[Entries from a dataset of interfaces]

================================

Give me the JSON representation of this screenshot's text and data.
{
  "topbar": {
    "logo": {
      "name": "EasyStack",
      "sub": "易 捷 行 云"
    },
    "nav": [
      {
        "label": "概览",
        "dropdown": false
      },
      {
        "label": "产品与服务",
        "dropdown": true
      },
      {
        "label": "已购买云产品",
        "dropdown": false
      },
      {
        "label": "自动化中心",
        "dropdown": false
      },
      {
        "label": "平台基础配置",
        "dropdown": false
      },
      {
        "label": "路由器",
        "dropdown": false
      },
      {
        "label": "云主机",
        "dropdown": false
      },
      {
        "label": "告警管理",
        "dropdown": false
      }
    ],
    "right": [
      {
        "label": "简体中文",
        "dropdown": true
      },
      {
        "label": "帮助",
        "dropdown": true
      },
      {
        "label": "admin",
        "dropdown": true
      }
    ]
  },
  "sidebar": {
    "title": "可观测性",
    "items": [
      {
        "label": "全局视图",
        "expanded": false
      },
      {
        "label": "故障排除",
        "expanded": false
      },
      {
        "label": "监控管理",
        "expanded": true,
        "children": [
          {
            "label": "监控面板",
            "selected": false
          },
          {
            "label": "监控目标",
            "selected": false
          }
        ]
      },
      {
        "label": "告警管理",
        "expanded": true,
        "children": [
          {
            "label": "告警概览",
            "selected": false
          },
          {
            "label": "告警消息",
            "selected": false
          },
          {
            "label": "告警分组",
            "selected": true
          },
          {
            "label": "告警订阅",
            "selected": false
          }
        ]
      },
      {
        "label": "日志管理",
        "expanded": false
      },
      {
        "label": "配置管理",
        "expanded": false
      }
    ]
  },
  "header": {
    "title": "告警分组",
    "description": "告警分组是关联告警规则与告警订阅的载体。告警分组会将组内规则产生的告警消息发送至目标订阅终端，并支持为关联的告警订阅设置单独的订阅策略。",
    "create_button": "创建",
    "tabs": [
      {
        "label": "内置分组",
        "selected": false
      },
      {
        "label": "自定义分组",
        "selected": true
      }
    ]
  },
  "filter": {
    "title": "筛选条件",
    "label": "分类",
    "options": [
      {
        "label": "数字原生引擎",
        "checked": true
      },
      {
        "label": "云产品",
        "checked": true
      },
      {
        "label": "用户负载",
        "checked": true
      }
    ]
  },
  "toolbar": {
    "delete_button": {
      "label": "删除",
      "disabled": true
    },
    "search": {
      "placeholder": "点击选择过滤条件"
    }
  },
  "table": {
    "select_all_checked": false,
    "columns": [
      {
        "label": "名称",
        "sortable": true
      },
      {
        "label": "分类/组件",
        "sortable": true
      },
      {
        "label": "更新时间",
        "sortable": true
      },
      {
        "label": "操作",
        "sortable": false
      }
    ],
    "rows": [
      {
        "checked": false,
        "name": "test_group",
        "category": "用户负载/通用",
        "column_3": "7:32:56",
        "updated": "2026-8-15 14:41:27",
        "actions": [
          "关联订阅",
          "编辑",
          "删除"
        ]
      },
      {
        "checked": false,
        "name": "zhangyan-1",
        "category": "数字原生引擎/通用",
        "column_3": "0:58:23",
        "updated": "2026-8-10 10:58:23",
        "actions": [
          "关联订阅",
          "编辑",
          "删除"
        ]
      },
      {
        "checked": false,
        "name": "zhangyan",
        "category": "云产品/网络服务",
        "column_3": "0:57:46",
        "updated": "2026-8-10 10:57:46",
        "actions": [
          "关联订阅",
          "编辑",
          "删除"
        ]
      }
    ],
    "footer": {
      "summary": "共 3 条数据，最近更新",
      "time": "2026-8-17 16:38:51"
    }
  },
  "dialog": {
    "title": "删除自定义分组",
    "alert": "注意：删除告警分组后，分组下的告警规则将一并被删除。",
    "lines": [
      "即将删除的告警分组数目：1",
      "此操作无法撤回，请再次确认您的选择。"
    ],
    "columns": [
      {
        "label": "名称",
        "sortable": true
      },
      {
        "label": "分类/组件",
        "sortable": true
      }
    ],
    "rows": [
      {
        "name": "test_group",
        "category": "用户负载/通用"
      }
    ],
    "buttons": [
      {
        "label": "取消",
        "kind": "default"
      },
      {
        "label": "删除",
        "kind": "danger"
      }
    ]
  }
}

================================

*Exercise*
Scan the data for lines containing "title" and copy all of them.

*Task answer*
    "title": "可观测性",
    "title": "告警分组",
    "title": "筛选条件",
    "title": "删除自定义分组",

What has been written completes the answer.